### Task to complete:
A single number is the answer: the count of lines in these records with "name" in them.

····················

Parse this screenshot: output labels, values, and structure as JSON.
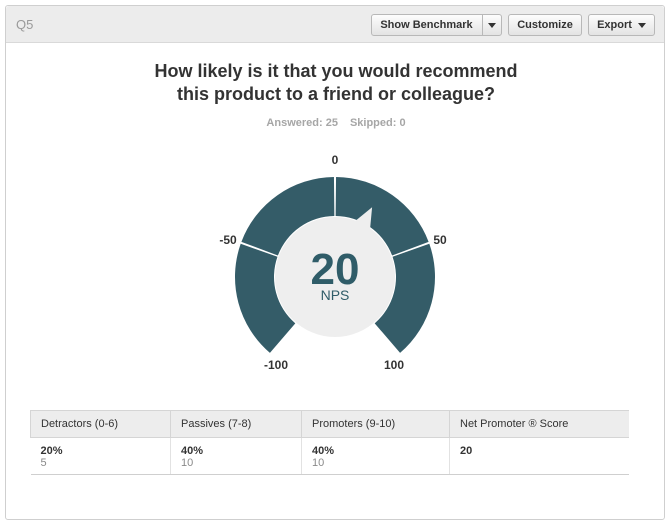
{
  "header": {
    "question_label": "Q5",
    "show_benchmark_label": "Show Benchmark",
    "customize_label": "Customize",
    "export_label": "Export"
  },
  "question": {
    "title_line1": "How likely is it that you would recommend",
    "title_line2": "this product to a friend or colleague?"
  },
  "stats": {
    "answered": "Answered: 25",
    "skipped": "Skipped: 0"
  },
  "chart_data": {
    "type": "gauge",
    "score": 20,
    "unit_label": "NPS",
    "range": [
      -100,
      100
    ],
    "tick_labels": [
      "-100",
      "-50",
      "0",
      "50",
      "100"
    ],
    "segments": [
      {
        "from": -100,
        "to": -50
      },
      {
        "from": -50,
        "to": 0
      },
      {
        "from": 0,
        "to": 50
      },
      {
        "from": 50,
        "to": 100
      }
    ],
    "score_text": "20",
    "color": "#345c68",
    "center_color": "#eeeeee"
  },
  "summary": {
    "headers": [
      "Detractors (0-6)",
      "Passives (7-8)",
      "Promoters (9-10)",
      "Net Promoter ® Score"
    ],
    "cells": [
      {
        "pct": "20%",
        "count": "5"
      },
      {
        "pct": "40%",
        "count": "10"
      },
      {
        "pct": "40%",
        "count": "10"
      },
      {
        "pct": "20",
        "count": ""
      }
    ]
  }
}
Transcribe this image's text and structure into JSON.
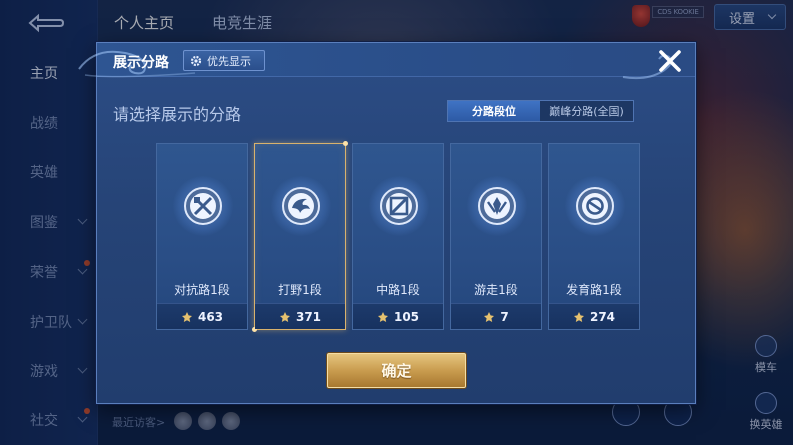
{
  "top_tabs": [
    "个人主页",
    "电竞生涯"
  ],
  "settings": {
    "label": "设置"
  },
  "rank_tag": "CDS KOOKIE",
  "left_nav": {
    "items": [
      {
        "label": "主页",
        "active": true,
        "has_chevron": false
      },
      {
        "label": "战绩",
        "active": false,
        "has_chevron": false
      },
      {
        "label": "英雄",
        "active": false,
        "has_chevron": false
      },
      {
        "label": "图鉴",
        "active": false,
        "has_chevron": true
      },
      {
        "label": "荣誉",
        "active": false,
        "has_chevron": true
      },
      {
        "label": "护卫队",
        "active": false,
        "has_chevron": true
      },
      {
        "label": "游戏",
        "active": false,
        "has_chevron": true
      },
      {
        "label": "社交",
        "active": false,
        "has_chevron": true
      }
    ]
  },
  "recent_visitors": "最近访客>",
  "side_buttons": {
    "top_label": "模车",
    "bottom_label": "换英雄"
  },
  "dialog": {
    "title": "展示分路",
    "priority_button": "优先显示",
    "prompt": "请选择展示的分路",
    "segments": [
      {
        "label": "分路段位",
        "active": true
      },
      {
        "label": "巅峰分路(全国)",
        "active": false
      }
    ],
    "lanes": [
      {
        "name": "对抗路1段",
        "score": "463",
        "icon": "clash-lane-icon",
        "selected": false
      },
      {
        "name": "打野1段",
        "score": "371",
        "icon": "jungle-icon",
        "selected": true
      },
      {
        "name": "中路1段",
        "score": "105",
        "icon": "mid-lane-icon",
        "selected": false
      },
      {
        "name": "游走1段",
        "score": "7",
        "icon": "roam-icon",
        "selected": false
      },
      {
        "name": "发育路1段",
        "score": "274",
        "icon": "farm-lane-icon",
        "selected": false
      }
    ],
    "confirm_label": "确定"
  },
  "colors": {
    "dialog_bg": "#264477",
    "selected_border": "#d9b26d",
    "confirm_gold": "#c99c4f",
    "segment_active": "#3f73c4"
  }
}
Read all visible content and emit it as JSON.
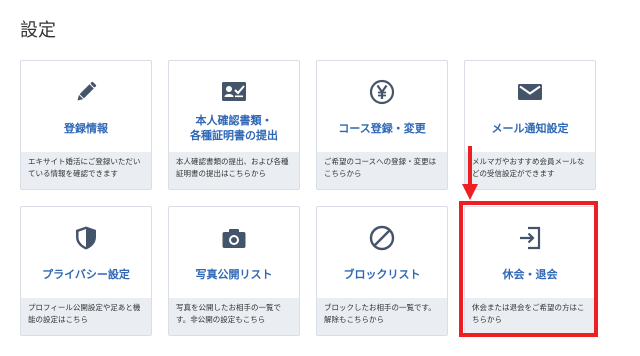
{
  "page": {
    "title": "設定"
  },
  "colors": {
    "accent": "#2f68b6",
    "icon": "#44546a",
    "card_border": "#d9dee6",
    "desc_bg": "#eaeef3",
    "highlight": "#ee1f23"
  },
  "cards": [
    {
      "title": "登録情報",
      "title_line2": "",
      "description": "エキサイト婚活にご登録いただいている情報を確認できます",
      "icon": "pencil-icon"
    },
    {
      "title": "本人確認書類・",
      "title_line2": "各種証明書の提出",
      "description": "本人確認書類の提出、および各種証明書の提出はこちらから",
      "icon": "id-card-check-icon"
    },
    {
      "title": "コース登録・変更",
      "title_line2": "",
      "description": "ご希望のコースへの登録・変更はこちらから",
      "icon": "yen-circle-icon"
    },
    {
      "title": "メール通知設定",
      "title_line2": "",
      "description": "メルマガやおすすめ会員メールなどの受信設定ができます",
      "icon": "envelope-icon"
    },
    {
      "title": "プライバシー設定",
      "title_line2": "",
      "description": "プロフィール公開設定や足あと機能の設定はこちら",
      "icon": "shield-icon"
    },
    {
      "title": "写真公開リスト",
      "title_line2": "",
      "description": "写真を公開したお相手の一覧です。非公開の設定もこちら",
      "icon": "camera-icon"
    },
    {
      "title": "ブロックリスト",
      "title_line2": "",
      "description": "ブロックしたお相手の一覧です。解除もこちらから",
      "icon": "block-icon"
    },
    {
      "title": "休会・退会",
      "title_line2": "",
      "description": "休会または退会をご希望の方はこちらから",
      "icon": "sign-in-arrow-icon"
    }
  ]
}
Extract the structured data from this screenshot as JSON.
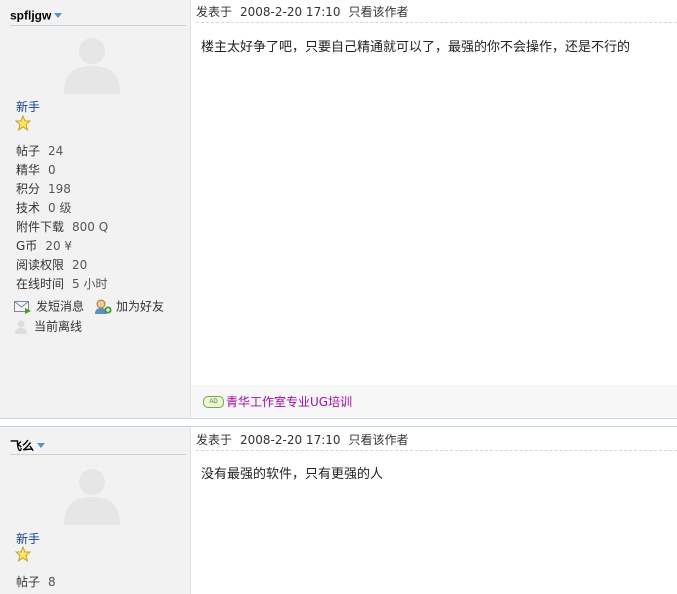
{
  "posts": [
    {
      "author": "spfljgw",
      "rank": "新手",
      "stats": [
        {
          "label": "帖子",
          "value": "24"
        },
        {
          "label": "精华",
          "value": "0"
        },
        {
          "label": "积分",
          "value": "198"
        },
        {
          "label": "技术",
          "value": "0 级"
        },
        {
          "label": "附件下载",
          "value": "800 Q"
        },
        {
          "label": "G币",
          "value": "20 ¥"
        },
        {
          "label": "阅读权限",
          "value": "20"
        },
        {
          "label": "在线时间",
          "value": "5 小时"
        }
      ],
      "actions": {
        "send_pm": "发短消息",
        "add_friend": "加为好友",
        "status": "当前离线"
      },
      "posted_label": "发表于",
      "posted_time": "2008-2-20 17:10",
      "only_author": "只看该作者",
      "message": "楼主太好争了吧，只要自己精通就可以了，最强的你不会操作，还是不行的",
      "ad": {
        "badge": "AD",
        "text": "青华工作室专业UG培训",
        "color": "#a40aa4"
      }
    },
    {
      "author": "飞么",
      "rank": "新手",
      "stats": [
        {
          "label": "帖子",
          "value": "8"
        }
      ],
      "posted_label": "发表于",
      "posted_time": "2008-2-20 17:10",
      "only_author": "只看该作者",
      "message": "没有最强的软件，只有更强的人"
    }
  ]
}
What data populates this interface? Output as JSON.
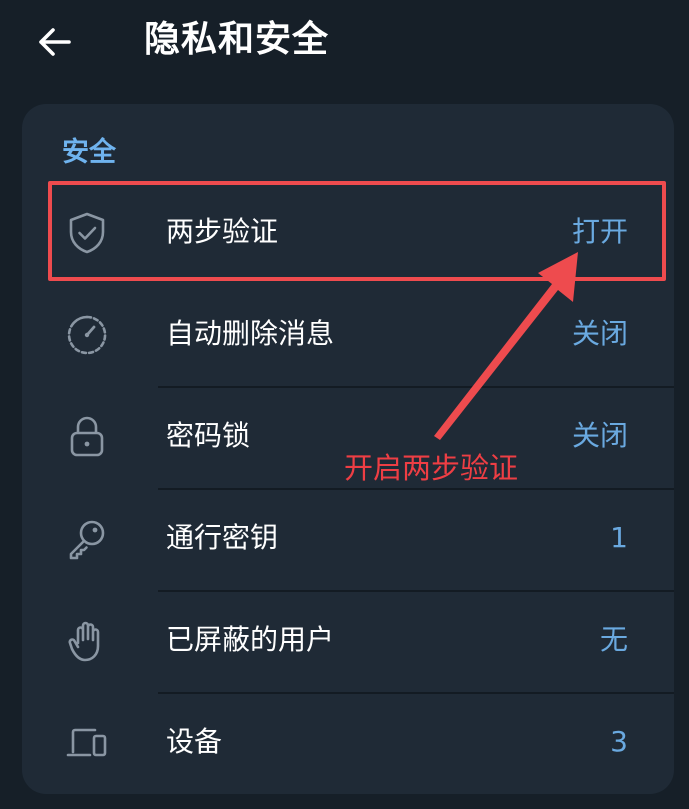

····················

### Written reply:
5